> **Exercise details**: This task calls for copying every line of the records that includes the word "opinie".

Element data from apps and pages:

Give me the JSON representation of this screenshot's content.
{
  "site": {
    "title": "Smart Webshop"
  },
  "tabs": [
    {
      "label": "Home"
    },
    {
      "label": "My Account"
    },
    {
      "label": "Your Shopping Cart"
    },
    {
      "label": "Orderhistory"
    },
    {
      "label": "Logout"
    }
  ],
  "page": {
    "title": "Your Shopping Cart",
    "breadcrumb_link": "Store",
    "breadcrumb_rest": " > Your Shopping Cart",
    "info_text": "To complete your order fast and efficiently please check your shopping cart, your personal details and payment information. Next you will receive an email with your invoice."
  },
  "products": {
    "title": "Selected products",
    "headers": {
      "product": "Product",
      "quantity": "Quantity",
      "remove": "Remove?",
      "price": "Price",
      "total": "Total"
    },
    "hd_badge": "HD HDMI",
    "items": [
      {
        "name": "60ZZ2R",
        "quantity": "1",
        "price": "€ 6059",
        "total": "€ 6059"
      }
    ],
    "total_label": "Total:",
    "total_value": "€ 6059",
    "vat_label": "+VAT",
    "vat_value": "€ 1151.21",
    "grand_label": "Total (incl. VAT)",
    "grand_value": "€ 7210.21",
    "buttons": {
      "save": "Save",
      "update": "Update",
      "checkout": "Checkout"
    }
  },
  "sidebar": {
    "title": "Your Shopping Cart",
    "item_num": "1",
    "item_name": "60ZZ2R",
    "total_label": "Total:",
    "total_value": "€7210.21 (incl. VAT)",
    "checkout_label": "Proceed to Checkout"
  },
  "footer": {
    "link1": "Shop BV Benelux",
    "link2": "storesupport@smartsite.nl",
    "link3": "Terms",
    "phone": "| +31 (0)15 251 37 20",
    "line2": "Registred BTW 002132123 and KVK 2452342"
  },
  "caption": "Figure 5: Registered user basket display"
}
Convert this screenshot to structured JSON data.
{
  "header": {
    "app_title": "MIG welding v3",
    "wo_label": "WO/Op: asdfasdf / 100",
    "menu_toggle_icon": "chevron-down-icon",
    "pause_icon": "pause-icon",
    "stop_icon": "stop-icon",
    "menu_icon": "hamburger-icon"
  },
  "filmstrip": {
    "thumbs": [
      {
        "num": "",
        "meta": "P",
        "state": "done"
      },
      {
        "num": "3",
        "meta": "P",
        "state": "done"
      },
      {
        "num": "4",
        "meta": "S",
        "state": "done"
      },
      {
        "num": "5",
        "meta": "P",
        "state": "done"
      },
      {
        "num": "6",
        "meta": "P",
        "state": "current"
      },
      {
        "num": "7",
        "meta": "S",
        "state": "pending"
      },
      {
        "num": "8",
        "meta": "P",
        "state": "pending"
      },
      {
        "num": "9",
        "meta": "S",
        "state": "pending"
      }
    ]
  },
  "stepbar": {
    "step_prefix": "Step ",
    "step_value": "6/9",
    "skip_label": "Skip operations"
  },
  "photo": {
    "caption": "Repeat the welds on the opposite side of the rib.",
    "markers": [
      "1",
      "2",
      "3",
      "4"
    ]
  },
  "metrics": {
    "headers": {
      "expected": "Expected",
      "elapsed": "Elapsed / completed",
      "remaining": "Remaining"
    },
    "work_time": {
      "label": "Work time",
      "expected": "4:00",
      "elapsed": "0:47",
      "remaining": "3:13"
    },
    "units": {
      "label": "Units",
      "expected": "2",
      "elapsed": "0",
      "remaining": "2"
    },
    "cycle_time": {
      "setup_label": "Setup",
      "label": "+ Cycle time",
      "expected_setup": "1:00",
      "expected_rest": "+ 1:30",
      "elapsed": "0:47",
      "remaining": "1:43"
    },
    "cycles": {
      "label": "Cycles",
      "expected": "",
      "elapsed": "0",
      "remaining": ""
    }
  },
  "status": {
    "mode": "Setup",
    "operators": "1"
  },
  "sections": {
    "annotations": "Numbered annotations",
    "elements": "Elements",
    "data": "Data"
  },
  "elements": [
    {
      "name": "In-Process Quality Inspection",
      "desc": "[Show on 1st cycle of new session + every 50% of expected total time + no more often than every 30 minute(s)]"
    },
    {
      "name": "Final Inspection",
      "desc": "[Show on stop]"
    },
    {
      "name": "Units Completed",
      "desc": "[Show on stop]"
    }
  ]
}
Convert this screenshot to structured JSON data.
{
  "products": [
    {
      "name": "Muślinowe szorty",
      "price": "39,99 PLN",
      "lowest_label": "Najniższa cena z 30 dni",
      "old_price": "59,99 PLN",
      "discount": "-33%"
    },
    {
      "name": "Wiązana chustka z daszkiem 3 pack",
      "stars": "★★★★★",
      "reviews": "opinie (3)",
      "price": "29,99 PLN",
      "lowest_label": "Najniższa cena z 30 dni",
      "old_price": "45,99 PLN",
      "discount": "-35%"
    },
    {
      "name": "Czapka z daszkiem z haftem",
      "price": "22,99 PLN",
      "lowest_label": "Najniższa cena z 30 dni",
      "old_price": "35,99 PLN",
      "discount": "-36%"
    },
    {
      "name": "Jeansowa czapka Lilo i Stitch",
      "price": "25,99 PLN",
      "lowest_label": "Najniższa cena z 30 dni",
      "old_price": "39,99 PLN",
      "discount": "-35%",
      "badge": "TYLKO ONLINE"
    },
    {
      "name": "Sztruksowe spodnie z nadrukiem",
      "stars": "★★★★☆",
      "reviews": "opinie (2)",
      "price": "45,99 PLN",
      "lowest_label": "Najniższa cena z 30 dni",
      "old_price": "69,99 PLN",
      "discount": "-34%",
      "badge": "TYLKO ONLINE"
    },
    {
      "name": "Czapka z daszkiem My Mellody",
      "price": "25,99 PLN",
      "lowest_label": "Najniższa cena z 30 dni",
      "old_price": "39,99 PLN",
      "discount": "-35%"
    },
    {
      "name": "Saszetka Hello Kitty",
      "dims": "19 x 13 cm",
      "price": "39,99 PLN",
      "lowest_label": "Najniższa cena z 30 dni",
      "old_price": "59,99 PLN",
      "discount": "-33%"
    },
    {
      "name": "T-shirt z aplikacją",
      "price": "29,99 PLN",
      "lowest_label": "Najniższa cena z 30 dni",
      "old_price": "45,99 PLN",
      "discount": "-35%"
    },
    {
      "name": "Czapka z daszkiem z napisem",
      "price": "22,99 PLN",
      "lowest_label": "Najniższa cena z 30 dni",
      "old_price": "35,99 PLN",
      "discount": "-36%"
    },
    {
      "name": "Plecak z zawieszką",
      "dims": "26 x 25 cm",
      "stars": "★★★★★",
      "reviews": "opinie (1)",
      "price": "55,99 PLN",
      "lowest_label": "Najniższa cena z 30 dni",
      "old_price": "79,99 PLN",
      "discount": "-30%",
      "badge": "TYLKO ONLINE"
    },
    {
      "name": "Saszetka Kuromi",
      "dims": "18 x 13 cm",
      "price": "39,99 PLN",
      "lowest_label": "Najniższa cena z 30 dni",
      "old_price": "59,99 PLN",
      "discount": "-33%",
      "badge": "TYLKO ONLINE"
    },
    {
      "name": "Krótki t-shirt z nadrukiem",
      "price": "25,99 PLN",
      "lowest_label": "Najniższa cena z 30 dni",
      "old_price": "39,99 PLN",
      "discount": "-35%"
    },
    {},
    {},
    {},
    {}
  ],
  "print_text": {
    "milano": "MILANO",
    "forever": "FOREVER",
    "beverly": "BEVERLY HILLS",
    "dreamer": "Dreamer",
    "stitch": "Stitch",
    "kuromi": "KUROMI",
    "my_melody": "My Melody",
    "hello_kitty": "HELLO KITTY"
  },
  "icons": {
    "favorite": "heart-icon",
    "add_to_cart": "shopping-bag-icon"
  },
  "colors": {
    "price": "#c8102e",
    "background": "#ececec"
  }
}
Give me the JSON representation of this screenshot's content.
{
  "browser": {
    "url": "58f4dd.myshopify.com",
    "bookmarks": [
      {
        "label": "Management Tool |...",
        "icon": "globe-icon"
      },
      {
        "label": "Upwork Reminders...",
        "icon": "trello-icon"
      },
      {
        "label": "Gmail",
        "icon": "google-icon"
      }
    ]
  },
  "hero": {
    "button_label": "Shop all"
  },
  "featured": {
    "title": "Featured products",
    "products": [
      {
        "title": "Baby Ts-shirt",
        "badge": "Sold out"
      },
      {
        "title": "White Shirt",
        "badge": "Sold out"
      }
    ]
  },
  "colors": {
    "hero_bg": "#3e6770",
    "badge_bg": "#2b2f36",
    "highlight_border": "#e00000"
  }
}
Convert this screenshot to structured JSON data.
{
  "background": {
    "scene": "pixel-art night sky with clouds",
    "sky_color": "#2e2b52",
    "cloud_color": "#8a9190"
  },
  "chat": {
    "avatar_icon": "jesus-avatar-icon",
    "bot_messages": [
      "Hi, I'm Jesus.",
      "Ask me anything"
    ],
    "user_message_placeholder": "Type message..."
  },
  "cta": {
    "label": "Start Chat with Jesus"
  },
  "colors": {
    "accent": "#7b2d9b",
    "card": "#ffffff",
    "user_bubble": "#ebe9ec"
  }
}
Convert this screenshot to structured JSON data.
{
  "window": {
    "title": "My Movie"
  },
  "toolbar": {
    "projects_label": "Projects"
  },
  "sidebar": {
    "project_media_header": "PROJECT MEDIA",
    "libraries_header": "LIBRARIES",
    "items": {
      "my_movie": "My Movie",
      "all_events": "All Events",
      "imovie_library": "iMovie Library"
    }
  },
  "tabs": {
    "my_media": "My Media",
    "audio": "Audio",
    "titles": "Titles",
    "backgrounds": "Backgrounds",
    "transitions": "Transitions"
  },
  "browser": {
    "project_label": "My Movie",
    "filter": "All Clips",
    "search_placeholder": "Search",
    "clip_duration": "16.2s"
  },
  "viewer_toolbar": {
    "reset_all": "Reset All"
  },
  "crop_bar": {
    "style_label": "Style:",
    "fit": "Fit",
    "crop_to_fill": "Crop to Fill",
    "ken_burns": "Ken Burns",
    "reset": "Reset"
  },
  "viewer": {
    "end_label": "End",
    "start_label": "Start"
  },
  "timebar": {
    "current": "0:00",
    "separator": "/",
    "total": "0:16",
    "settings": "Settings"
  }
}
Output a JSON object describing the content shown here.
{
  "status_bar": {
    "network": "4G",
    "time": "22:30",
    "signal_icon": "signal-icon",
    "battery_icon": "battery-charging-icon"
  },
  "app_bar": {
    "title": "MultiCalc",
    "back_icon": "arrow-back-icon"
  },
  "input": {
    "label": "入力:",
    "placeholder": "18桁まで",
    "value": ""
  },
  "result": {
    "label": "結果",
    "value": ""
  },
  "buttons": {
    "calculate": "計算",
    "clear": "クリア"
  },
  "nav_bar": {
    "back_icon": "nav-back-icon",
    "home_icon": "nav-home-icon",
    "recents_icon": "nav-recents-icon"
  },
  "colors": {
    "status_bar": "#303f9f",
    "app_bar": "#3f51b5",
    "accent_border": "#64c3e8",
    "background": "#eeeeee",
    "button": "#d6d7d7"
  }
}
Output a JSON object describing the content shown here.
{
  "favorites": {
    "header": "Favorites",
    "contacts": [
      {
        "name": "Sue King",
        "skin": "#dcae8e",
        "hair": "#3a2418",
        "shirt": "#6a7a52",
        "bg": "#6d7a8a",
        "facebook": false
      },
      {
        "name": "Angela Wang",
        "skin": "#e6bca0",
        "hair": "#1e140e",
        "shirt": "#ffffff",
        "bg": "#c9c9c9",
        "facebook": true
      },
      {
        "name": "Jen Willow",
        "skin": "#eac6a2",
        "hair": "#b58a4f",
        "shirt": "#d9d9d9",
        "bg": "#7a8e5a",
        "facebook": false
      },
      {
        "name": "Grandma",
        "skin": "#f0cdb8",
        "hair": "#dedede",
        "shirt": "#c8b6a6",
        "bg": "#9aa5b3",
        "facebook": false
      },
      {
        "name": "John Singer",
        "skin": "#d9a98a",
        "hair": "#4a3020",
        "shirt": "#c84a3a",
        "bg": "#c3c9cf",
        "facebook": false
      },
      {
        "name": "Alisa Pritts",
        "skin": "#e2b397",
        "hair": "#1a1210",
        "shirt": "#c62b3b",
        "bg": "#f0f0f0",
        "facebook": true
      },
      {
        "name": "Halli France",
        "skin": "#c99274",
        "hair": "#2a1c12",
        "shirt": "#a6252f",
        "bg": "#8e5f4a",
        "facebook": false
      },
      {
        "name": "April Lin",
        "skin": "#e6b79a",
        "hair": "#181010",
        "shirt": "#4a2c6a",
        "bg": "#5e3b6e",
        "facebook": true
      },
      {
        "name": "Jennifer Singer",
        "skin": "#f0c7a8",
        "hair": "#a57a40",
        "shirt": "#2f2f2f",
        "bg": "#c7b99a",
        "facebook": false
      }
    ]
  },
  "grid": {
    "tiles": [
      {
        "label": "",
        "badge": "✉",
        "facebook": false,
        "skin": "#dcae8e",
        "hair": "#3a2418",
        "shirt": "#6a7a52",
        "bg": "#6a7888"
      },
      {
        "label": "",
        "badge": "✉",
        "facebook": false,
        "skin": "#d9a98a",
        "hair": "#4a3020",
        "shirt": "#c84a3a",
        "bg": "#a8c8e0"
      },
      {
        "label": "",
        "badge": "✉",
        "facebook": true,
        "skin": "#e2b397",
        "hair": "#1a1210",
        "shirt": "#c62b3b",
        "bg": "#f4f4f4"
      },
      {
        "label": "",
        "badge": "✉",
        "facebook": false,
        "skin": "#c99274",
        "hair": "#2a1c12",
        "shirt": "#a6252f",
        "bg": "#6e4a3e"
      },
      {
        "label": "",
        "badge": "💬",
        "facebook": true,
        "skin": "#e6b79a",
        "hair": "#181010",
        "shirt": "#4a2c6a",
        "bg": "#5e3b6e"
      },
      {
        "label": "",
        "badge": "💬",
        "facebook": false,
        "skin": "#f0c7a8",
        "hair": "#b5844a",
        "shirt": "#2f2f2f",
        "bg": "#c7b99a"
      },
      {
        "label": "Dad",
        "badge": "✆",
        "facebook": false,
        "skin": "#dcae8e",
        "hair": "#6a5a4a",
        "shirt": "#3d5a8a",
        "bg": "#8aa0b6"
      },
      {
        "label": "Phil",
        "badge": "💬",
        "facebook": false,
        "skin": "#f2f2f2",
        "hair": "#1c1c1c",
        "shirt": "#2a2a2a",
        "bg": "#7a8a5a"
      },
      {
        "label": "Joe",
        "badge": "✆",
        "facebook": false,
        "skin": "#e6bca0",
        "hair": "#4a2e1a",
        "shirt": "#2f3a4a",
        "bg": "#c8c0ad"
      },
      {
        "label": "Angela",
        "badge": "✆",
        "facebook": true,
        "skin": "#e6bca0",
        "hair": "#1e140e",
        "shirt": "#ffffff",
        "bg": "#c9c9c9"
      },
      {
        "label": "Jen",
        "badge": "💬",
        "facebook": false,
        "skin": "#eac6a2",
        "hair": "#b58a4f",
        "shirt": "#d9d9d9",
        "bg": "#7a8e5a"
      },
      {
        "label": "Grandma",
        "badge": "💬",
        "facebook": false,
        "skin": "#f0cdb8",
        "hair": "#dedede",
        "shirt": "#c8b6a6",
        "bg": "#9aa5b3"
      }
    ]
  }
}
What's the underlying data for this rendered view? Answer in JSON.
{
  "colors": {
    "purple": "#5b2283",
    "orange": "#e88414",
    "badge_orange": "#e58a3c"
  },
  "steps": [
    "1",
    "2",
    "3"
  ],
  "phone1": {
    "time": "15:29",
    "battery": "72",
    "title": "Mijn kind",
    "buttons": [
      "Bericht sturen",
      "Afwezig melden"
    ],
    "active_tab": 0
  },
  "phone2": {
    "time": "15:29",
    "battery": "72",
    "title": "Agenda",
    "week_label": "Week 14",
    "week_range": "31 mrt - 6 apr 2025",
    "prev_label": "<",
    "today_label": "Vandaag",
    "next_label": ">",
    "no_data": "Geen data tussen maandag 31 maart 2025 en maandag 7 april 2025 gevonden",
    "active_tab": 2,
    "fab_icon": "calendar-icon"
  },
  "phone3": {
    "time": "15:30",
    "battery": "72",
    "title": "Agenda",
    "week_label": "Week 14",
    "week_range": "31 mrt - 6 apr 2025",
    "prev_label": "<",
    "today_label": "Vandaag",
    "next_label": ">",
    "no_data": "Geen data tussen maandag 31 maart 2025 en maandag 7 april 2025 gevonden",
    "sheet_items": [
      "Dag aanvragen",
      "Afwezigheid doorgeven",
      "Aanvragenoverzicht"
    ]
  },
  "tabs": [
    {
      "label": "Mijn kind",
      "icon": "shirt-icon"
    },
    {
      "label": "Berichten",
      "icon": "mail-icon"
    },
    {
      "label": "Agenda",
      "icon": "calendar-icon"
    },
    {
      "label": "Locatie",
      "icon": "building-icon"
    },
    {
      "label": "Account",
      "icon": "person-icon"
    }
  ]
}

> **The completed task**:
      "reviews": "opinie (3)",
      "reviews": "opinie (2)",
      "reviews": "opinie (1)",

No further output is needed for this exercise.